There are brave souls, holding up lanterns and candles in the night. They unfold the quilts, the books with quickly written directions, they tell the salty stories of home.
There once was a house that held those it loved and healing was its gift. A house whose walls were draped in stories. The spice cabinet was full of exotic things and a mortar and pestle sat on the wooden countertop, ready to work. The house was alive and its caretaker was wise. Baba Yaga was a sharp-tongued newt of a lady, comfortable in her wildness. She honored the importance of salt in the stories.
Baba was born in the house and she know she would give her last breath to it as well. The house had legs, which made traveling easy, but Baba was unable to sink her roots down into the fertile ground. He roots grew inside. A Yaga house is a container, this one was full of old woman magic.

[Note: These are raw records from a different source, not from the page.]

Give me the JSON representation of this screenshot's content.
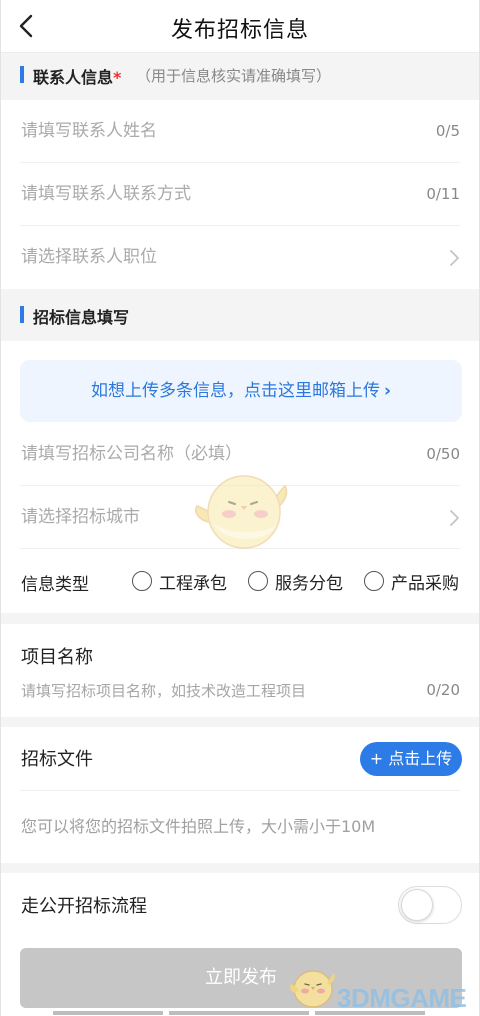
{
  "nav": {
    "title": "发布招标信息",
    "back_icon": "chevron-left-icon"
  },
  "contact_section": {
    "title": "联系人信息",
    "required_mark": "*",
    "hint": "（用于信息核实请准确填写）",
    "name": {
      "placeholder": "请填写联系人姓名",
      "value": "",
      "counter": "0/5"
    },
    "phone": {
      "placeholder": "请填写联系人联系方式",
      "value": "",
      "counter": "0/11"
    },
    "position": {
      "placeholder": "请选择联系人职位",
      "value": ""
    }
  },
  "bid_section": {
    "title": "招标信息填写",
    "banner": {
      "text": "如想上传多条信息，点击这里邮箱上传",
      "arrow": "›"
    },
    "company": {
      "placeholder": "请填写招标公司名称（必填）",
      "value": "",
      "counter": "0/50"
    },
    "city": {
      "placeholder": "请选择招标城市",
      "value": ""
    },
    "info_type": {
      "label": "信息类型",
      "options": [
        "工程承包",
        "服务分包",
        "产品采购"
      ],
      "selected": ""
    }
  },
  "project": {
    "title": "项目名称",
    "placeholder": "请填写招标项目名称，如技术改造工程项目",
    "value": "",
    "counter": "0/20"
  },
  "bid_file": {
    "title": "招标文件",
    "upload_label": "+ 点击上传",
    "hint": "您可以将您的招标文件拍照上传，大小需小于10M"
  },
  "public_process": {
    "label": "走公开招标流程",
    "enabled": false
  },
  "submit": {
    "label": "立即发布"
  },
  "watermark": {
    "text": "3DMGAME"
  },
  "colors": {
    "accent": "#2d7be6",
    "banner_bg": "#eef5fe",
    "section_bg": "#f4f4f4",
    "disabled_button": "#c6c6c6",
    "required": "#e33333"
  }
}
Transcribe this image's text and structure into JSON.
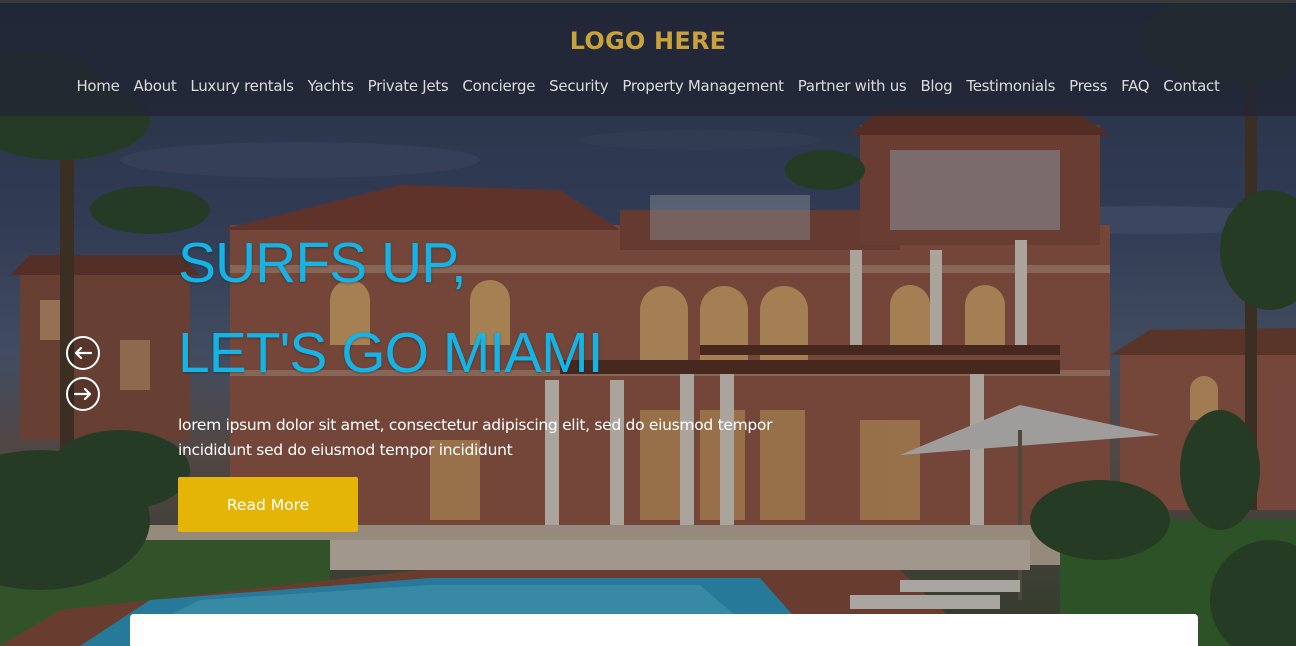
{
  "header": {
    "logo": "LOGO HERE",
    "nav": [
      {
        "label": "Home"
      },
      {
        "label": "About"
      },
      {
        "label": "Luxury rentals"
      },
      {
        "label": "Yachts"
      },
      {
        "label": "Private Jets"
      },
      {
        "label": "Concierge"
      },
      {
        "label": "Security"
      },
      {
        "label": "Property Management"
      },
      {
        "label": "Partner with us"
      },
      {
        "label": "Blog"
      },
      {
        "label": "Testimonials"
      },
      {
        "label": "Press"
      },
      {
        "label": "FAQ"
      },
      {
        "label": "Contact"
      }
    ]
  },
  "hero": {
    "headline_line1": "SURFS UP,",
    "headline_line2": "LET'S GO MIAMI",
    "blurb": "lorem ipsum dolor sit amet, consectetur adipiscing elit, sed do eiusmod tempor incididunt sed do eiusmod tempor incididunt",
    "cta_label": "Read More",
    "background_image": "luxury villa with pool at dusk",
    "prev_icon": "arrow-left-icon",
    "next_icon": "arrow-right-icon"
  },
  "colors": {
    "logo": "#c9a23a",
    "headline": "#14b4e6",
    "cta": "#e4b506",
    "header_bg": "#222634",
    "nav_text": "#dcdcdc"
  }
}
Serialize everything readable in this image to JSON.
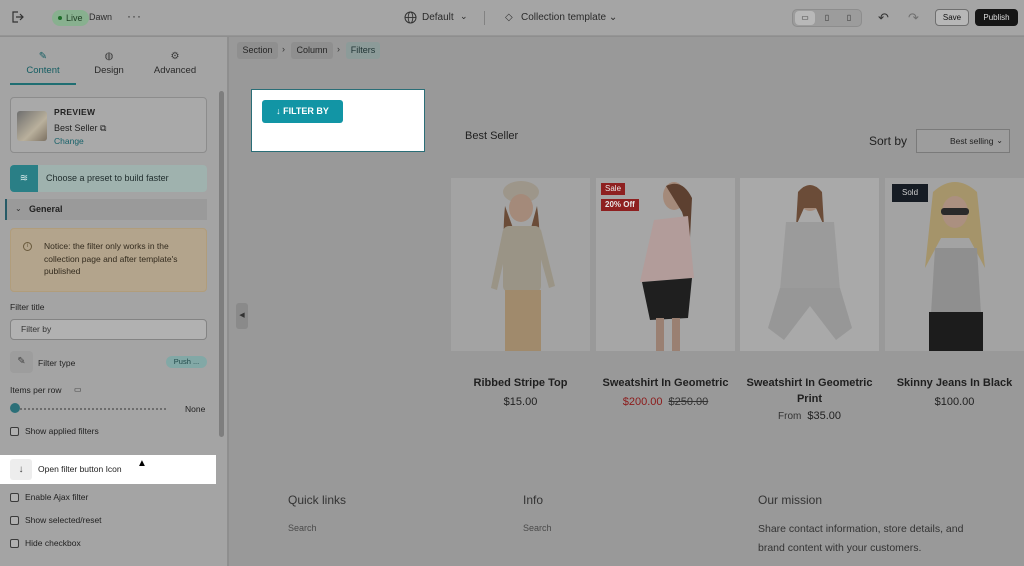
{
  "topbar": {
    "live_label": "Live",
    "theme_name": "Dawn",
    "more": "···",
    "language": "Default",
    "template": "Collection template",
    "save_label": "Save",
    "publish_label": "Publish"
  },
  "sidebar": {
    "tabs": [
      {
        "label": "Content",
        "icon": "pencil-icon"
      },
      {
        "label": "Design",
        "icon": "palette-icon"
      },
      {
        "label": "Advanced",
        "icon": "gear-icon"
      }
    ],
    "preview": {
      "title": "PREVIEW",
      "name": "Best Seller",
      "change": "Change"
    },
    "preset_label": "Choose a preset to build faster",
    "general_label": "General",
    "notice": "Notice: the filter only works in the collection page and after template's published",
    "filter_title_label": "Filter title",
    "filter_title_value": "Filter by",
    "filter_type_label": "Filter type",
    "filter_type_value": "Push ...",
    "items_per_row_label": "Items per row",
    "items_per_row_value": "None",
    "show_applied_filters": "Show applied filters",
    "open_filter_button_icon": "Open filter button Icon",
    "enable_ajax_filter": "Enable Ajax filter",
    "show_selected_reset": "Show selected/reset",
    "hide_checkbox": "Hide checkbox"
  },
  "breadcrumbs": [
    "Section",
    "Column",
    "Filters"
  ],
  "canvas": {
    "filter_button_label": "↓ FILTER BY",
    "collection_title": "Best Seller",
    "sort_label": "Sort by",
    "sort_value": "Best selling",
    "products": [
      {
        "name": "Ribbed Stripe Top",
        "price": "$15.00"
      },
      {
        "name": "Sweatshirt In Geometric",
        "sale_price": "$200.00",
        "compare_price": "$250.00",
        "badge_sale": "Sale",
        "badge_off": "20% Off"
      },
      {
        "name": "Sweatshirt In Geometric Print",
        "from_label": "From",
        "price": "$35.00"
      },
      {
        "name": "Skinny Jeans In Black",
        "price": "$100.00",
        "badge_sold": "Sold"
      }
    ],
    "footer": {
      "quick_links": {
        "heading": "Quick links",
        "link": "Search"
      },
      "info": {
        "heading": "Info",
        "link": "Search"
      },
      "mission": {
        "heading": "Our mission",
        "text": "Share contact information, store details, and brand content with your customers."
      }
    }
  },
  "colors": {
    "accent_teal": "#1295a5",
    "publish_bg": "#161616",
    "sale_red": "#8e2020"
  }
}
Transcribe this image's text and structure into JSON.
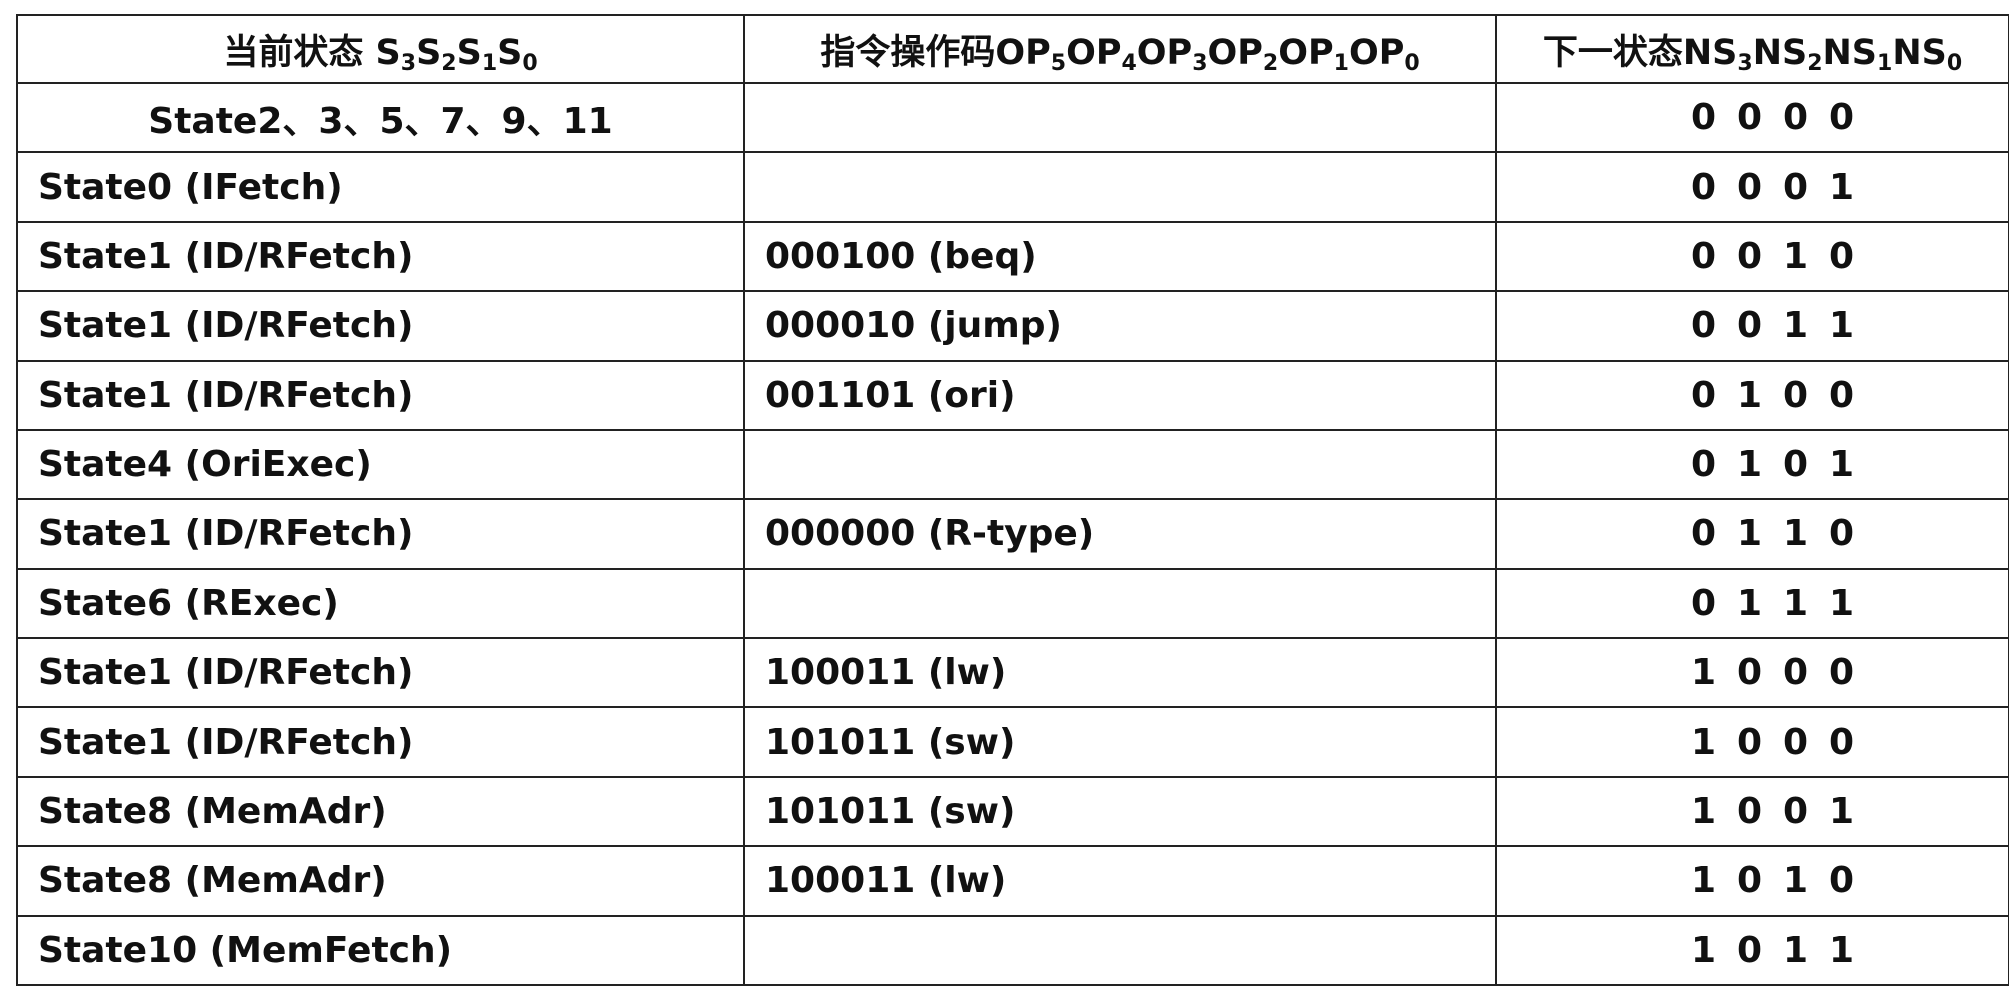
{
  "table": {
    "headers": {
      "current": {
        "text": "当前状态 ",
        "subs": [
          [
            "S",
            "3"
          ],
          [
            "S",
            "2"
          ],
          [
            "S",
            "1"
          ],
          [
            "S",
            "0"
          ]
        ]
      },
      "opcode": {
        "text": "指令操作码",
        "subs": [
          [
            "OP",
            "5"
          ],
          [
            "OP",
            "4"
          ],
          [
            "OP",
            "3"
          ],
          [
            "OP",
            "2"
          ],
          [
            "OP",
            "1"
          ],
          [
            "OP",
            "0"
          ]
        ]
      },
      "next": {
        "text": "下一状态",
        "subs": [
          [
            "NS",
            "3"
          ],
          [
            "NS",
            "2"
          ],
          [
            "NS",
            "1"
          ],
          [
            "NS",
            "0"
          ]
        ]
      }
    },
    "rows": [
      {
        "state": "State2、3、5、7、9、11",
        "opcode": "",
        "next": [
          "0",
          "0",
          "0",
          "0"
        ]
      },
      {
        "state": "State0 (IFetch)",
        "opcode": "",
        "next": [
          "0",
          "0",
          "0",
          "1"
        ]
      },
      {
        "state": "State1 (ID/RFetch)",
        "opcode": "000100 (beq)",
        "next": [
          "0",
          "0",
          "1",
          "0"
        ]
      },
      {
        "state": "State1 (ID/RFetch)",
        "opcode": "000010 (jump)",
        "next": [
          "0",
          "0",
          "1",
          "1"
        ]
      },
      {
        "state": "State1 (ID/RFetch)",
        "opcode": "001101 (ori)",
        "next": [
          "0",
          "1",
          "0",
          "0"
        ]
      },
      {
        "state": "State4 (OriExec)",
        "opcode": "",
        "next": [
          "0",
          "1",
          "0",
          "1"
        ]
      },
      {
        "state": "State1 (ID/RFetch)",
        "opcode": "000000 (R-type)",
        "next": [
          "0",
          "1",
          "1",
          "0"
        ]
      },
      {
        "state": "State6 (RExec)",
        "opcode": "",
        "next": [
          "0",
          "1",
          "1",
          "1"
        ]
      },
      {
        "state": "State1 (ID/RFetch)",
        "opcode": "100011 (lw)",
        "next": [
          "1",
          "0",
          "0",
          "0"
        ]
      },
      {
        "state": "State1 (ID/RFetch)",
        "opcode": "101011 (sw)",
        "next": [
          "1",
          "0",
          "0",
          "0"
        ]
      },
      {
        "state": "State8 (MemAdr)",
        "opcode": "101011 (sw)",
        "next": [
          "1",
          "0",
          "0",
          "1"
        ]
      },
      {
        "state": "State8 (MemAdr)",
        "opcode": "100011 (lw)",
        "next": [
          "1",
          "0",
          "1",
          "0"
        ]
      },
      {
        "state": "State10 (MemFetch)",
        "opcode": "",
        "next": [
          "1",
          "0",
          "1",
          "1"
        ]
      }
    ]
  }
}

At night, when the town slept, she gifted the candles around her house a flame and intention; a warm glow drawing people nearby. One night in particular, a woman wandered the woods, seeking the house and the witch. Salted tears on her cheeks, she saw the glow of the candles and it pulled her closer and closer. The woman knocked on the door, hoping for respite or death, she would be fine with either at this point. The door opened, as if the Yaga had been expecting her. The old woman gathered her in her withered arms, but the woman could not stop crying. The witch set out collecting vessels to collet the tears.
Where ever the Yaga travelled, stories seem to follow her forming a spiked fence around her gifts. The words were barbed, to keep people away from her wild. It has always been the object of the townsfolk to surround the Baba Yaga in stories of dark witchery. This is sure to keep folks in fear of her instead of letting the light shire on healing. Healed women are much harder to control.
Baba Yaga held the woman like she was a child and told her stories of old women who survived. The house held them both as a great soul mending wove the woman back together. After the tears stopped, the Yaga heated them in a bath. She told the woman that her tears held magic. The gritty bits of her story served as the spell. The Yaga did not take the woman’s pain. She taught her how to put herself back together.
And in the days that followed, the towns folk told stories of how Baba Yaga would steal children who wandered in the woods, cooking them in her pot and eating them up. But the woman knew this was not true. She knew the Baba Yaga had tenderly fed her magic The Baba Yaga, the old witch, the wild woman, the old mother, the hag in the house, had mended her soul with salted tears and a needle, threaded with stories.